On Thursday, The Associated Press reported that Russian hackers targeted prominent U.S. politicians and defense contractors, Russian opposition leaders, and Ukrainian officials in addition to the Democratic National Committee. AP obtained what it called a "digital hit list" containing thousands of Kremlin targets from the cybersecurity firm Secureworks, which traced the data after a hacking group known as Fancy Bear tried to "phish" email accounts using a public profile on an email link management platform.
Of the 4,700 individual email addresses targeted by Fancy Bear, AP was able to connect roughly half to account holders. Among the notable targets were then-Secretary of State John Kerry, former Secretary of State Colin Powell, defense contractors for Boeing and Raytheon, Ukrainian President Petro Poroshenko, and the Russian punk band, Pussy Riot. Fancy Bear has long been accused of working on behalf of the Kremlin, and Secureworks' findings also show direct connections between these phishing efforts and the hacking of the DNC's emails during the 2016 presidential election.
Keir Giles, the director of the Conflict Studies Research Center in Cambridge, reviewed AP's findings and called the data "a master list of individuals whom Russia would like to spy on, embarrass, discredit, or silence." "It's a wish list of who you'd want to target to further Russian interests," Giles said.
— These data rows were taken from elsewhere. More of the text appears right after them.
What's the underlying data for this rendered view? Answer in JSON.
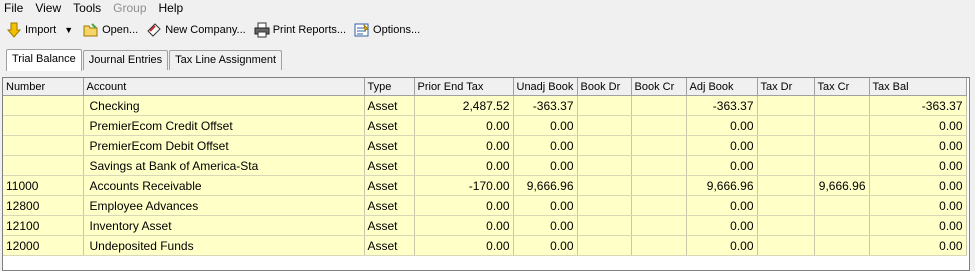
{
  "menu": [
    "File",
    "View",
    "Tools",
    "Group",
    "Help"
  ],
  "menu_disabled": [
    "Group"
  ],
  "toolbar": {
    "import_label": "Import",
    "open_label": "Open...",
    "new_company_label": "New Company...",
    "print_reports_label": "Print Reports...",
    "options_label": "Options..."
  },
  "tabs": [
    "Trial Balance",
    "Journal Entries",
    "Tax Line Assignment"
  ],
  "active_tab": "Trial Balance",
  "grid": {
    "columns": [
      "Number",
      "Account",
      "Type",
      "Prior End Tax",
      "Unadj Book",
      "Book Dr",
      "Book Cr",
      "Adj Book",
      "Tax Dr",
      "Tax Cr",
      "Tax Bal"
    ],
    "rows": [
      [
        "",
        "Checking",
        "Asset",
        "2,487.52",
        "-363.37",
        "",
        "",
        "-363.37",
        "",
        "",
        "-363.37"
      ],
      [
        "",
        "PremierEcom Credit Offset",
        "Asset",
        "0.00",
        "0.00",
        "",
        "",
        "0.00",
        "",
        "",
        "0.00"
      ],
      [
        "",
        "PremierEcom Debit Offset",
        "Asset",
        "0.00",
        "0.00",
        "",
        "",
        "0.00",
        "",
        "",
        "0.00"
      ],
      [
        "",
        "Savings at Bank of America-Sta",
        "Asset",
        "0.00",
        "0.00",
        "",
        "",
        "0.00",
        "",
        "",
        "0.00"
      ],
      [
        "11000",
        "Accounts Receivable",
        "Asset",
        "-170.00",
        "9,666.96",
        "",
        "",
        "9,666.96",
        "",
        "9,666.96",
        "0.00"
      ],
      [
        "12800",
        "Employee Advances",
        "Asset",
        "0.00",
        "0.00",
        "",
        "",
        "0.00",
        "",
        "",
        "0.00"
      ],
      [
        "12100",
        "Inventory Asset",
        "Asset",
        "0.00",
        "0.00",
        "",
        "",
        "0.00",
        "",
        "",
        "0.00"
      ],
      [
        "12000",
        "Undeposited Funds",
        "Asset",
        "0.00",
        "0.00",
        "",
        "",
        "0.00",
        "",
        "",
        "0.00"
      ]
    ],
    "row_color": "#ffffc8"
  }
}
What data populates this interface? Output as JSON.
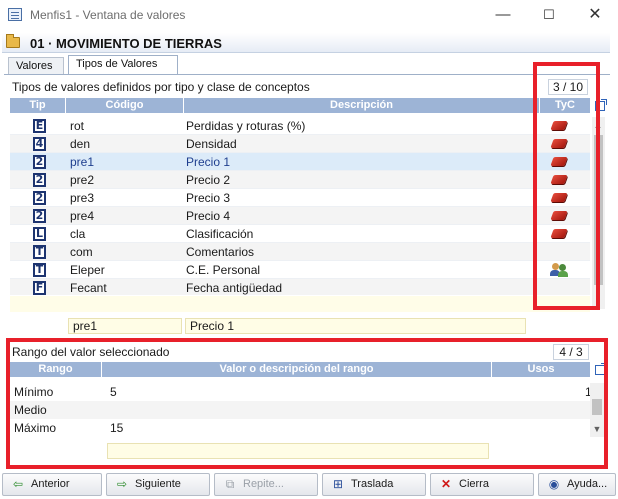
{
  "window": {
    "title": "Menfis1 - Ventana de valores",
    "minimize_glyph": "—",
    "maximize_glyph": "☐",
    "close_glyph": "✕"
  },
  "header": {
    "title": "01 · MOVIMIENTO DE TIERRAS",
    "icon": "folder-icon"
  },
  "tabs": [
    {
      "label": "Valores",
      "active": false
    },
    {
      "label": "Tipos de Valores",
      "active": true
    }
  ],
  "types_section": {
    "title": "Tipos de valores definidos por tipo y clase de conceptos",
    "counter": "3 / 10",
    "columns": {
      "tip": "Tip",
      "codigo": "Código",
      "descripcion": "Descripción",
      "tyc": "TyC"
    },
    "rows": [
      {
        "tip": "E",
        "code": "rot",
        "desc": "Perdidas y roturas (%)",
        "tyc": "brick-icon"
      },
      {
        "tip": "4",
        "code": "den",
        "desc": "Densidad",
        "tyc": "brick-icon"
      },
      {
        "tip": "2",
        "code": "pre1",
        "desc": "Precio 1",
        "tyc": "brick-icon",
        "selected": true
      },
      {
        "tip": "2",
        "code": "pre2",
        "desc": "Precio 2",
        "tyc": "brick-icon"
      },
      {
        "tip": "2",
        "code": "pre3",
        "desc": "Precio 3",
        "tyc": "brick-icon"
      },
      {
        "tip": "2",
        "code": "pre4",
        "desc": "Precio 4",
        "tyc": "brick-icon"
      },
      {
        "tip": "L",
        "code": "cla",
        "desc": "Clasificación",
        "tyc": "brick-icon"
      },
      {
        "tip": "T",
        "code": "com",
        "desc": "Comentarios",
        "tyc": ""
      },
      {
        "tip": "T",
        "code": "Eleper",
        "desc": "C.E. Personal",
        "tyc": "people-icon"
      },
      {
        "tip": "F",
        "code": "Fecant",
        "desc": "Fecha antigüedad",
        "tyc": ""
      }
    ],
    "edit_code": "pre1",
    "edit_desc": "Precio 1"
  },
  "range_section": {
    "title": "Rango del valor seleccionado",
    "counter": "4 / 3",
    "columns": {
      "rango": "Rango",
      "valor": "Valor o descripción del rango",
      "usos": "Usos"
    },
    "rows": [
      {
        "label": "Mínimo",
        "value": "5",
        "usos": "1"
      },
      {
        "label": "Medio",
        "value": "",
        "usos": ""
      },
      {
        "label": "Máximo",
        "value": "15",
        "usos": ""
      }
    ],
    "edit_value": ""
  },
  "buttons": [
    {
      "label": "Anterior",
      "icon": "arrow-left-icon",
      "enabled": true
    },
    {
      "label": "Siguiente",
      "icon": "arrow-right-icon",
      "enabled": true
    },
    {
      "label": "Repite...",
      "icon": "repeat-icon",
      "enabled": false
    },
    {
      "label": "Traslada",
      "icon": "move-icon",
      "enabled": true
    },
    {
      "label": "Cierra",
      "icon": "close-icon",
      "enabled": true
    },
    {
      "label": "Ayuda...",
      "icon": "help-icon",
      "enabled": true
    }
  ],
  "colors": {
    "header_row": "#9db4d6",
    "selected_row": "#dcebf9",
    "highlight_frame": "#e8202a",
    "brick": "#c0261a"
  }
}
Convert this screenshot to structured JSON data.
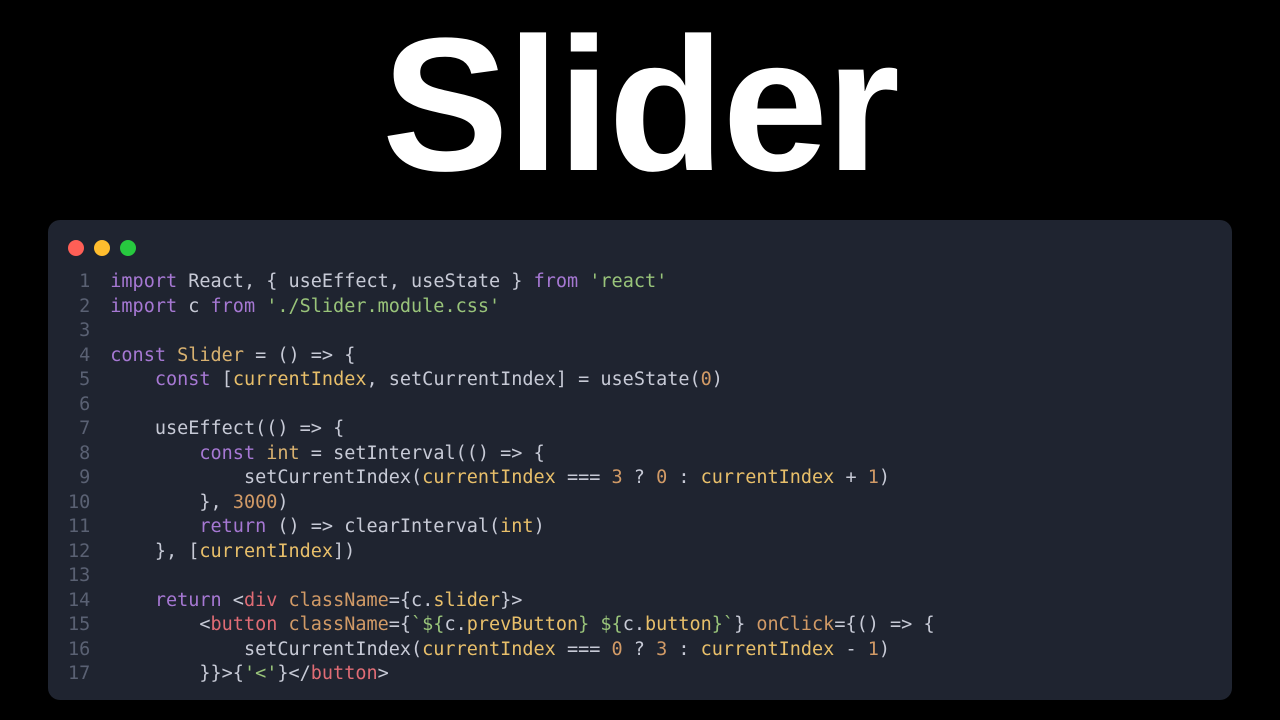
{
  "title": "Slider",
  "window": {
    "buttons": [
      "close",
      "minimize",
      "zoom"
    ]
  },
  "code": {
    "lines": [
      {
        "n": 1,
        "tokens": [
          [
            "kw",
            "import"
          ],
          [
            "",
            " "
          ],
          [
            "fn",
            "React"
          ],
          [
            "punct",
            ", { "
          ],
          [
            "fn",
            "useEffect"
          ],
          [
            "punct",
            ", "
          ],
          [
            "fn",
            "useState"
          ],
          [
            "punct",
            " } "
          ],
          [
            "kw",
            "from"
          ],
          [
            "",
            " "
          ],
          [
            "str",
            "'react'"
          ]
        ]
      },
      {
        "n": 2,
        "tokens": [
          [
            "kw",
            "import"
          ],
          [
            "",
            " "
          ],
          [
            "fn",
            "c"
          ],
          [
            "",
            " "
          ],
          [
            "kw",
            "from"
          ],
          [
            "",
            " "
          ],
          [
            "str",
            "'./Slider.module.css'"
          ]
        ]
      },
      {
        "n": 3,
        "tokens": [
          [
            "",
            ""
          ]
        ]
      },
      {
        "n": 4,
        "tokens": [
          [
            "kw",
            "const"
          ],
          [
            "",
            " "
          ],
          [
            "ident",
            "Slider"
          ],
          [
            "",
            " "
          ],
          [
            "op",
            "="
          ],
          [
            "",
            " () "
          ],
          [
            "op",
            "=>"
          ],
          [
            "",
            " {"
          ]
        ]
      },
      {
        "n": 5,
        "tokens": [
          [
            "",
            "    "
          ],
          [
            "kw",
            "const"
          ],
          [
            "",
            " ["
          ],
          [
            "var",
            "currentIndex"
          ],
          [
            "punct",
            ", "
          ],
          [
            "fn",
            "setCurrentIndex"
          ],
          [
            "punct",
            "] "
          ],
          [
            "op",
            "="
          ],
          [
            "",
            " "
          ],
          [
            "fn",
            "useState"
          ],
          [
            "punct",
            "("
          ],
          [
            "num",
            "0"
          ],
          [
            "punct",
            ")"
          ]
        ]
      },
      {
        "n": 6,
        "tokens": [
          [
            "",
            ""
          ]
        ]
      },
      {
        "n": 7,
        "tokens": [
          [
            "",
            "    "
          ],
          [
            "fn",
            "useEffect"
          ],
          [
            "punct",
            "(() "
          ],
          [
            "op",
            "=>"
          ],
          [
            "",
            " {"
          ]
        ]
      },
      {
        "n": 8,
        "tokens": [
          [
            "",
            "        "
          ],
          [
            "kw",
            "const"
          ],
          [
            "",
            " "
          ],
          [
            "ident",
            "int"
          ],
          [
            "",
            " "
          ],
          [
            "op",
            "="
          ],
          [
            "",
            " "
          ],
          [
            "fn",
            "setInterval"
          ],
          [
            "punct",
            "(() "
          ],
          [
            "op",
            "=>"
          ],
          [
            "",
            " {"
          ]
        ]
      },
      {
        "n": 9,
        "tokens": [
          [
            "",
            "            "
          ],
          [
            "fn",
            "setCurrentIndex"
          ],
          [
            "punct",
            "("
          ],
          [
            "var",
            "currentIndex"
          ],
          [
            "",
            " "
          ],
          [
            "op",
            "==="
          ],
          [
            "",
            " "
          ],
          [
            "num",
            "3"
          ],
          [
            "",
            " "
          ],
          [
            "op",
            "?"
          ],
          [
            "",
            " "
          ],
          [
            "num",
            "0"
          ],
          [
            "",
            " "
          ],
          [
            "op",
            ":"
          ],
          [
            "",
            " "
          ],
          [
            "var",
            "currentIndex"
          ],
          [
            "",
            " "
          ],
          [
            "op",
            "+"
          ],
          [
            "",
            " "
          ],
          [
            "num",
            "1"
          ],
          [
            "punct",
            ")"
          ]
        ]
      },
      {
        "n": 10,
        "tokens": [
          [
            "",
            "        }, "
          ],
          [
            "num",
            "3000"
          ],
          [
            "punct",
            ")"
          ]
        ]
      },
      {
        "n": 11,
        "tokens": [
          [
            "",
            "        "
          ],
          [
            "kw",
            "return"
          ],
          [
            "",
            " () "
          ],
          [
            "op",
            "=>"
          ],
          [
            "",
            " "
          ],
          [
            "fn",
            "clearInterval"
          ],
          [
            "punct",
            "("
          ],
          [
            "var",
            "int"
          ],
          [
            "punct",
            ")"
          ]
        ]
      },
      {
        "n": 12,
        "tokens": [
          [
            "",
            "    }, ["
          ],
          [
            "var",
            "currentIndex"
          ],
          [
            "punct",
            "])"
          ]
        ]
      },
      {
        "n": 13,
        "tokens": [
          [
            "",
            ""
          ]
        ]
      },
      {
        "n": 14,
        "tokens": [
          [
            "",
            "    "
          ],
          [
            "kw",
            "return"
          ],
          [
            "",
            " <"
          ],
          [
            "tag",
            "div"
          ],
          [
            "",
            " "
          ],
          [
            "attr",
            "className"
          ],
          [
            "op",
            "="
          ],
          [
            "punct",
            "{"
          ],
          [
            "fn",
            "c"
          ],
          [
            "punct",
            "."
          ],
          [
            "var",
            "slider"
          ],
          [
            "punct",
            "}>"
          ]
        ]
      },
      {
        "n": 15,
        "tokens": [
          [
            "",
            "        <"
          ],
          [
            "tag",
            "button"
          ],
          [
            "",
            " "
          ],
          [
            "attr",
            "className"
          ],
          [
            "op",
            "="
          ],
          [
            "punct",
            "{"
          ],
          [
            "str",
            "`${"
          ],
          [
            "fn",
            "c"
          ],
          [
            "punct",
            "."
          ],
          [
            "var",
            "prevButton"
          ],
          [
            "str",
            "} ${"
          ],
          [
            "fn",
            "c"
          ],
          [
            "punct",
            "."
          ],
          [
            "var",
            "button"
          ],
          [
            "str",
            "}`"
          ],
          [
            "punct",
            "} "
          ],
          [
            "attr",
            "onClick"
          ],
          [
            "op",
            "="
          ],
          [
            "punct",
            "{() "
          ],
          [
            "op",
            "=>"
          ],
          [
            "",
            " {"
          ]
        ]
      },
      {
        "n": 16,
        "tokens": [
          [
            "",
            "            "
          ],
          [
            "fn",
            "setCurrentIndex"
          ],
          [
            "punct",
            "("
          ],
          [
            "var",
            "currentIndex"
          ],
          [
            "",
            " "
          ],
          [
            "op",
            "==="
          ],
          [
            "",
            " "
          ],
          [
            "num",
            "0"
          ],
          [
            "",
            " "
          ],
          [
            "op",
            "?"
          ],
          [
            "",
            " "
          ],
          [
            "num",
            "3"
          ],
          [
            "",
            " "
          ],
          [
            "op",
            ":"
          ],
          [
            "",
            " "
          ],
          [
            "var",
            "currentIndex"
          ],
          [
            "",
            " "
          ],
          [
            "op",
            "-"
          ],
          [
            "",
            " "
          ],
          [
            "num",
            "1"
          ],
          [
            "punct",
            ")"
          ]
        ]
      },
      {
        "n": 17,
        "tokens": [
          [
            "",
            "        }}>{"
          ],
          [
            "str",
            "'<'"
          ],
          [
            "punct",
            "}</"
          ],
          [
            "tag",
            "button"
          ],
          [
            "punct",
            ">"
          ]
        ]
      }
    ]
  }
}
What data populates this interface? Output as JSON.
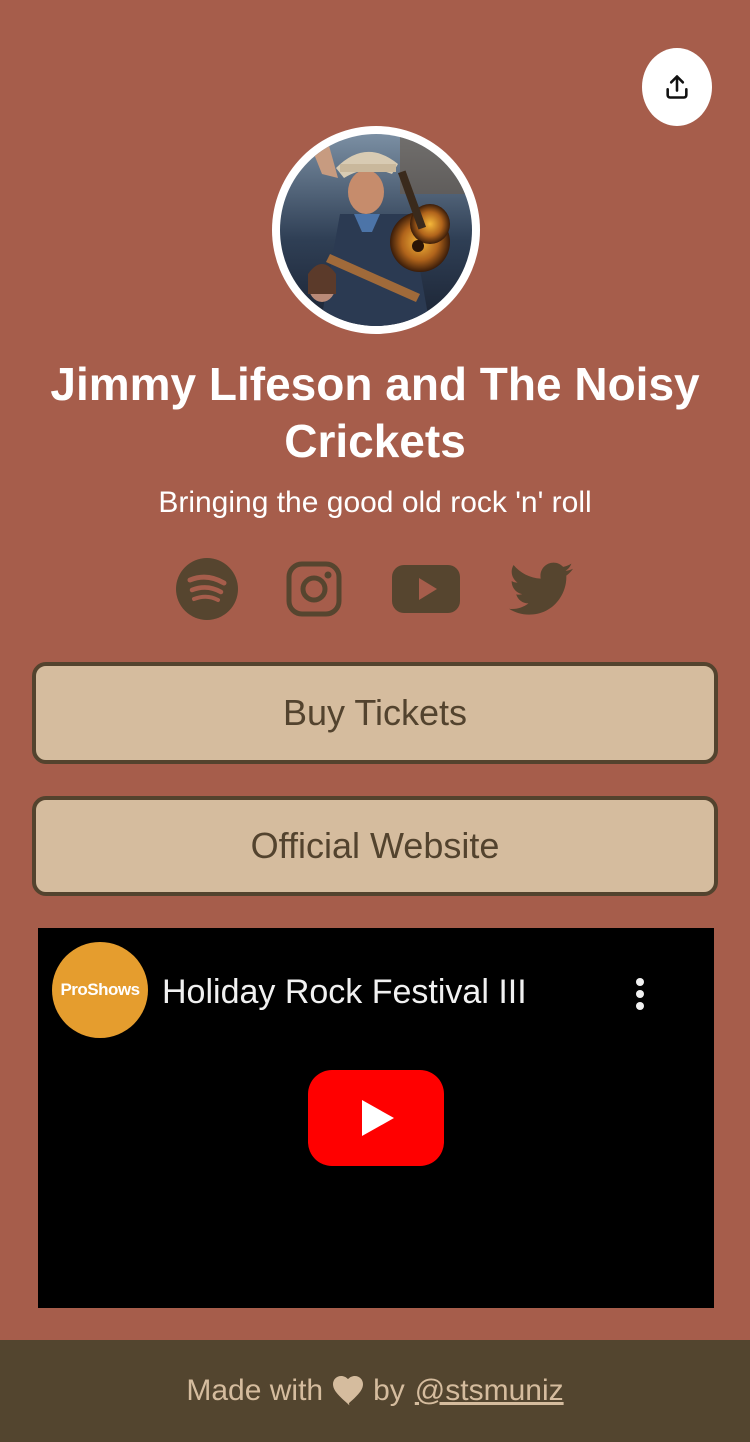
{
  "profile": {
    "name": "Jimmy Lifeson and The Noisy Crickets",
    "tagline": "Bringing the good old rock 'n' roll"
  },
  "share": {
    "icon": "share-upload-icon"
  },
  "social_links": [
    {
      "name": "Spotify",
      "icon": "spotify-icon"
    },
    {
      "name": "Instagram",
      "icon": "instagram-icon"
    },
    {
      "name": "YouTube",
      "icon": "youtube-icon"
    },
    {
      "name": "Twitter",
      "icon": "twitter-icon"
    }
  ],
  "links": {
    "buy_tickets": "Buy Tickets",
    "official_website": "Official Website"
  },
  "video": {
    "channel_logo_text": "ProShows",
    "title": "Holiday Rock Festival III",
    "play_icon": "youtube-play-icon"
  },
  "footer": {
    "made_with": "Made with",
    "by": "by",
    "author": "@stsmuniz"
  },
  "colors": {
    "background": "#a65d4b",
    "button_fill": "#d5bc9e",
    "button_border": "#53432e",
    "footer_bg": "#53452f",
    "icon_color": "#56452f",
    "youtube_red": "#ff0000",
    "channel_orange": "#e59d2e"
  }
}
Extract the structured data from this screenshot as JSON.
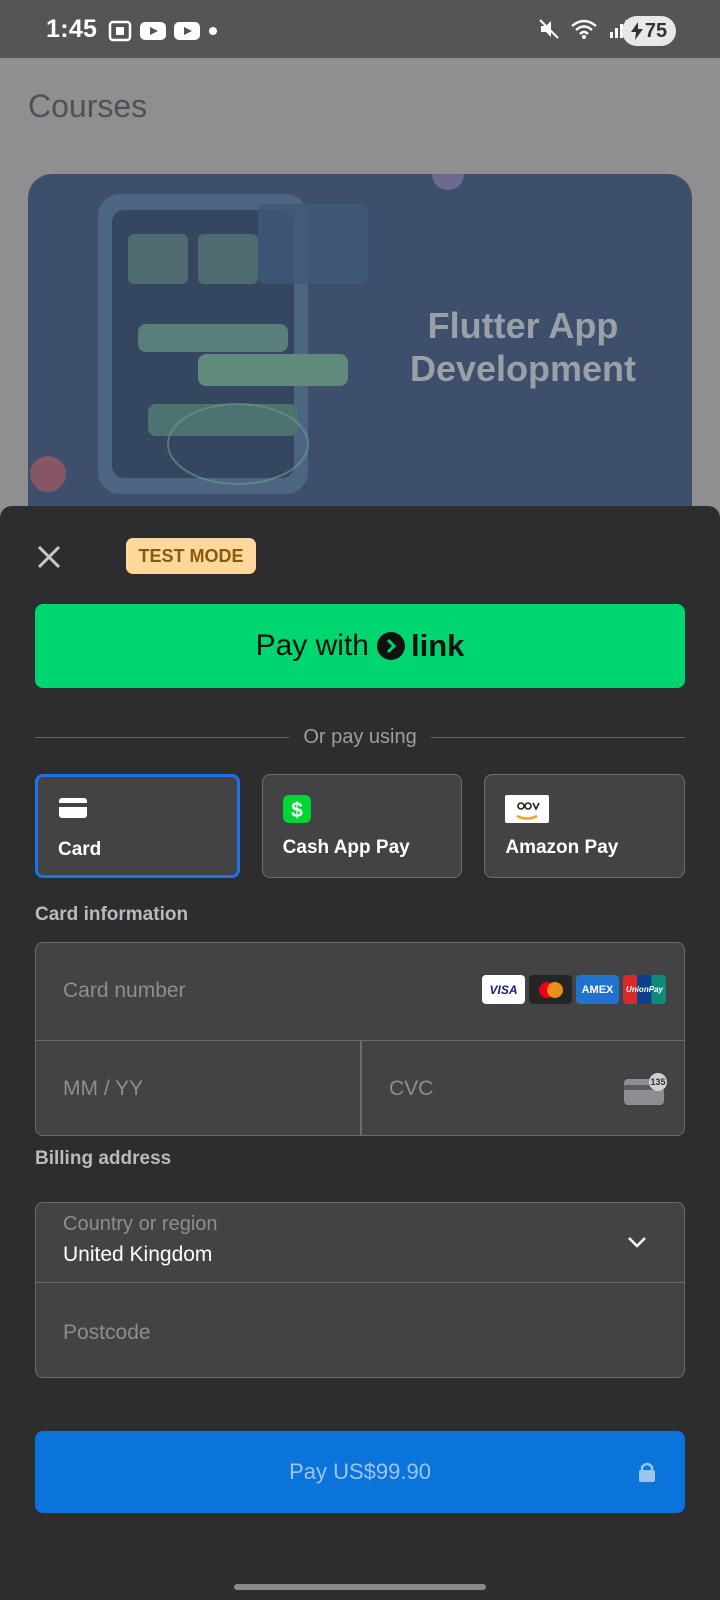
{
  "status_bar": {
    "time": "1:45",
    "battery": "75"
  },
  "background": {
    "page_title": "Courses",
    "banner_text": "Flutter App Development"
  },
  "sheet": {
    "test_mode_badge": "TEST MODE",
    "link_button": {
      "prefix": "Pay with",
      "brand": "link"
    },
    "divider_text": "Or pay using",
    "payment_methods": [
      {
        "label": "Card",
        "icon": "card-icon",
        "selected": true
      },
      {
        "label": "Cash App Pay",
        "icon": "cash-app-icon",
        "selected": false
      },
      {
        "label": "Amazon Pay",
        "icon": "amazon-pay-icon",
        "selected": false
      }
    ],
    "card_info": {
      "label": "Card information",
      "card_number_placeholder": "Card number",
      "expiry_placeholder": "MM / YY",
      "cvc_placeholder": "CVC",
      "brands": [
        "VISA",
        "Mastercard",
        "AMEX",
        "UnionPay"
      ],
      "cvc_hint": "135"
    },
    "billing": {
      "label": "Billing address",
      "country_label": "Country or region",
      "country_value": "United Kingdom",
      "postcode_placeholder": "Postcode"
    },
    "pay_button": "Pay US$99.90"
  },
  "colors": {
    "accent_blue": "#0a74da",
    "link_green": "#00d66f",
    "test_badge": "#fdd89a"
  }
}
The massive scope of the Secureworks' findings indicates that even if the Russian hackers succeeded in breaching but a small portion of their targeted accounts, the data drawn from could be multiple terabytes' worth — which would make Fancy Bear's effort one of the largest data leaks in history. Read more about the operation at The Associated Press.